Germany announced a 100 billion euro increase in defence spending at the beginning of last year. Yet increasingly, media analysts can’t seem to find this money in anything practical that has been done since then. The German armed forces remain bureaucratic, small and underequipped; procurement is still a nightmare.
And that’s just on the security side of things. The politics is even worse. German Chancellor Olaf Scholz has been pushed into every good decision he has (eventually) made.
First, he said, there were no tanks to give Ukraine. Not true. Then he cried that the major German arms manufacturers were unable to produce them (something Rheinmetall, the national armaments firm, emphatically denied). After this, Germany tried to sell its armoured vehicle stock to anyone but Ukraine, including Greece, with the vague sense that if Greece got up-to-date infantry fighting vehicles it could offload its Cold War-era junk on Ukraine.
Then Scholz and Lambrecht said it was for other countries which operated German equipment to donate tanks to Ukraine – only for at least half a dozen countries which operate German Leopards to say that it was a German veto that had been holding them back. Now, at long last, Germany appears to have conceded. It said it would send some armoured vehicles to Ukraine – although by no means soon.
And it has hinted, now Britain has pushed ahead and formally announced the provision of a squadron of Challenger 2 main battle tanks, that it might be wheedled, induced and bribed into doing the same thing. But only if everyone else jumps first. Even then, the German defence establishment said, what with training and crewing and the rest, it won’t be until Spring at the earliest that German tanks could arrive at the front. What a pity.
Even the French (whose President, Emmanuel Macron, aped Scholz earlier in the war by ringing up Vladimir Putin weekly like a lovesick teenager) have broken free of the former Franco-German axis of appeasement and are now champing at the bit and rolling their metaphorical eyes at German slowness and parsimony.

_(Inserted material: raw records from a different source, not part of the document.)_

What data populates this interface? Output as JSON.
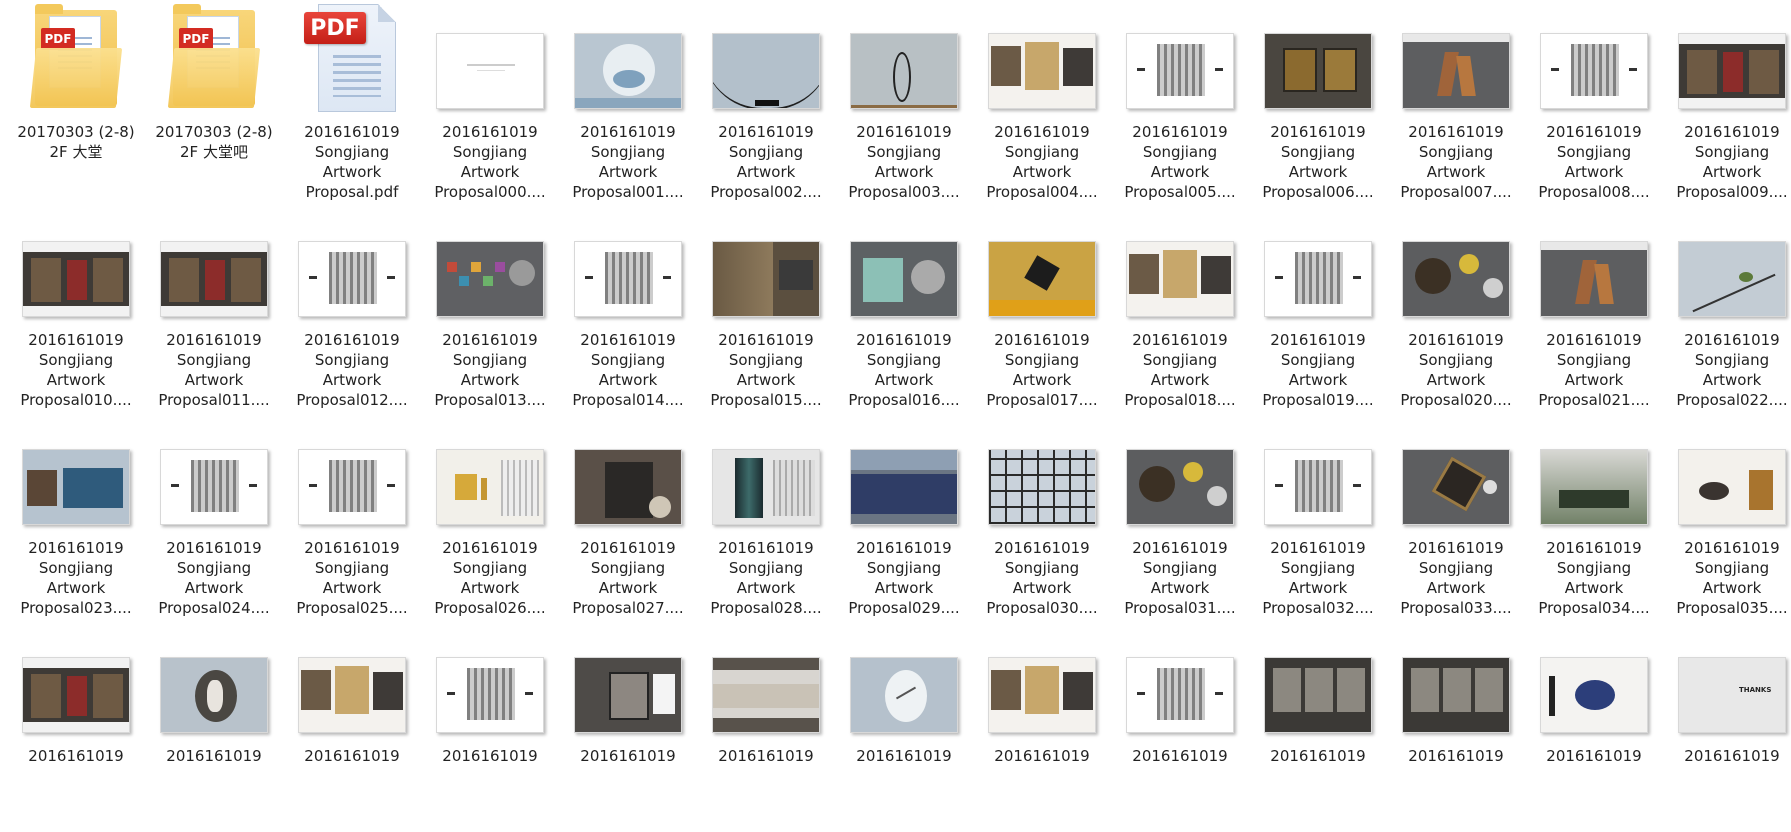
{
  "items": [
    {
      "kind": "folder",
      "label": "20170303 (2-8)\n2F 大堂",
      "badge": "PDF"
    },
    {
      "kind": "folder",
      "label": "20170303 (2-8)\n2F 大堂吧",
      "badge": "PDF"
    },
    {
      "kind": "pdf",
      "label": "2016161019\nSongjiang\nArtwork\nProposal.pdf",
      "badge": "PDF"
    },
    {
      "kind": "thumb",
      "style": "white",
      "label": "2016161019\nSongjiang\nArtwork\nProposal000...."
    },
    {
      "kind": "thumb",
      "style": "cloud",
      "label": "2016161019\nSongjiang\nArtwork\nProposal001...."
    },
    {
      "kind": "thumb",
      "style": "curve",
      "label": "2016161019\nSongjiang\nArtwork\nProposal002...."
    },
    {
      "kind": "thumb",
      "style": "ring",
      "label": "2016161019\nSongjiang\nArtwork\nProposal003...."
    },
    {
      "kind": "thumb",
      "style": "collage",
      "label": "2016161019\nSongjiang\nArtwork\nProposal004...."
    },
    {
      "kind": "thumb",
      "style": "plan",
      "label": "2016161019\nSongjiang\nArtwork\nProposal005...."
    },
    {
      "kind": "thumb",
      "style": "darkgold",
      "label": "2016161019\nSongjiang\nArtwork\nProposal006...."
    },
    {
      "kind": "thumb",
      "style": "sculpt",
      "label": "2016161019\nSongjiang\nArtwork\nProposal007...."
    },
    {
      "kind": "thumb",
      "style": "plan",
      "label": "2016161019\nSongjiang\nArtwork\nProposal008...."
    },
    {
      "kind": "thumb",
      "style": "room",
      "label": "2016161019\nSongjiang\nArtwork\nProposal009...."
    },
    {
      "kind": "thumb",
      "style": "room",
      "label": "2016161019\nSongjiang\nArtwork\nProposal010...."
    },
    {
      "kind": "thumb",
      "style": "room",
      "label": "2016161019\nSongjiang\nArtwork\nProposal011...."
    },
    {
      "kind": "thumb",
      "style": "plan",
      "label": "2016161019\nSongjiang\nArtwork\nProposal012...."
    },
    {
      "kind": "thumb",
      "style": "colorful",
      "label": "2016161019\nSongjiang\nArtwork\nProposal013...."
    },
    {
      "kind": "thumb",
      "style": "plan",
      "label": "2016161019\nSongjiang\nArtwork\nProposal014...."
    },
    {
      "kind": "thumb",
      "style": "brown",
      "label": "2016161019\nSongjiang\nArtwork\nProposal015...."
    },
    {
      "kind": "thumb",
      "style": "teal",
      "label": "2016161019\nSongjiang\nArtwork\nProposal016...."
    },
    {
      "kind": "thumb",
      "style": "gold",
      "label": "2016161019\nSongjiang\nArtwork\nProposal017...."
    },
    {
      "kind": "thumb",
      "style": "collage",
      "label": "2016161019\nSongjiang\nArtwork\nProposal018...."
    },
    {
      "kind": "thumb",
      "style": "plan",
      "label": "2016161019\nSongjiang\nArtwork\nProposal019...."
    },
    {
      "kind": "thumb",
      "style": "circles",
      "label": "2016161019\nSongjiang\nArtwork\nProposal020...."
    },
    {
      "kind": "thumb",
      "style": "sculpt",
      "label": "2016161019\nSongjiang\nArtwork\nProposal021...."
    },
    {
      "kind": "thumb",
      "style": "branch",
      "label": "2016161019\nSongjiang\nArtwork\nProposal022...."
    },
    {
      "kind": "thumb",
      "style": "blue",
      "label": "2016161019\nSongjiang\nArtwork\nProposal023...."
    },
    {
      "kind": "thumb",
      "style": "plan",
      "label": "2016161019\nSongjiang\nArtwork\nProposal024...."
    },
    {
      "kind": "thumb",
      "style": "plan",
      "label": "2016161019\nSongjiang\nArtwork\nProposal025...."
    },
    {
      "kind": "thumb",
      "style": "goldbars",
      "label": "2016161019\nSongjiang\nArtwork\nProposal026...."
    },
    {
      "kind": "thumb",
      "style": "dark",
      "label": "2016161019\nSongjiang\nArtwork\nProposal027...."
    },
    {
      "kind": "thumb",
      "style": "column",
      "label": "2016161019\nSongjiang\nArtwork\nProposal028...."
    },
    {
      "kind": "thumb",
      "style": "navy",
      "label": "2016161019\nSongjiang\nArtwork\nProposal029...."
    },
    {
      "kind": "thumb",
      "style": "lattice",
      "label": "2016161019\nSongjiang\nArtwork\nProposal030...."
    },
    {
      "kind": "thumb",
      "style": "circles",
      "label": "2016161019\nSongjiang\nArtwork\nProposal031...."
    },
    {
      "kind": "thumb",
      "style": "plan",
      "label": "2016161019\nSongjiang\nArtwork\nProposal032...."
    },
    {
      "kind": "thumb",
      "style": "hex",
      "label": "2016161019\nSongjiang\nArtwork\nProposal033...."
    },
    {
      "kind": "thumb",
      "style": "green",
      "label": "2016161019\nSongjiang\nArtwork\nProposal034...."
    },
    {
      "kind": "thumb",
      "style": "table",
      "label": "2016161019\nSongjiang\nArtwork\nProposal035...."
    },
    {
      "kind": "thumb",
      "style": "room",
      "label": "2016161019"
    },
    {
      "kind": "thumb",
      "style": "disc",
      "label": "2016161019"
    },
    {
      "kind": "thumb",
      "style": "collage",
      "label": "2016161019"
    },
    {
      "kind": "thumb",
      "style": "plan",
      "label": "2016161019"
    },
    {
      "kind": "thumb",
      "style": "frame",
      "label": "2016161019"
    },
    {
      "kind": "thumb",
      "style": "band",
      "label": "2016161019"
    },
    {
      "kind": "thumb",
      "style": "disc2",
      "label": "2016161019"
    },
    {
      "kind": "thumb",
      "style": "collage",
      "label": "2016161019"
    },
    {
      "kind": "thumb",
      "style": "plan",
      "label": "2016161019"
    },
    {
      "kind": "thumb",
      "style": "vitrine",
      "label": "2016161019"
    },
    {
      "kind": "thumb",
      "style": "vitrine",
      "label": "2016161019"
    },
    {
      "kind": "thumb",
      "style": "bowl",
      "label": "2016161019"
    },
    {
      "kind": "thumb",
      "style": "thanks",
      "thanks_text": "THANKS",
      "label": "2016161019"
    }
  ]
}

We are so used to hearing about the superiority of everything German: from finance to industrial design to politics. Yet when it comes to serious things, like the future of a free Europe, it seems Germany has produced two successive chancellors who care little about anything beyond the end of their nose – while being prepared to lecture others with an infuriating piety at the same time. Many Germans with knowledge of their pitiful national defence – or with some political awareness of the constant backpaddling and double-dealing of the Chancellor – wish it were otherwise.
Quite charmingly, the German Green party is the most hard-headed and decisive of them all. Most of the chancelleries of Europe would rather the Green leader and foreign minister, Annalena Baerbock, were chancellor. So would the Ukrainians.
Germany is a rich nation. It could have powerful and large armed forces if it so chose. It has knowhow and immense industrial capacity, plus a generation or two of people who would be willing to fight for the defence of Europe.
Behind the Chancellor and his appeasing political party stand members of his own coalition who would be willing to do what is right. Let us hope they succeed in making it clear to Scholz that it is not just his legacy in danger if he doesn’t change course: it is his political life.
This piece was originally published in The Spectator.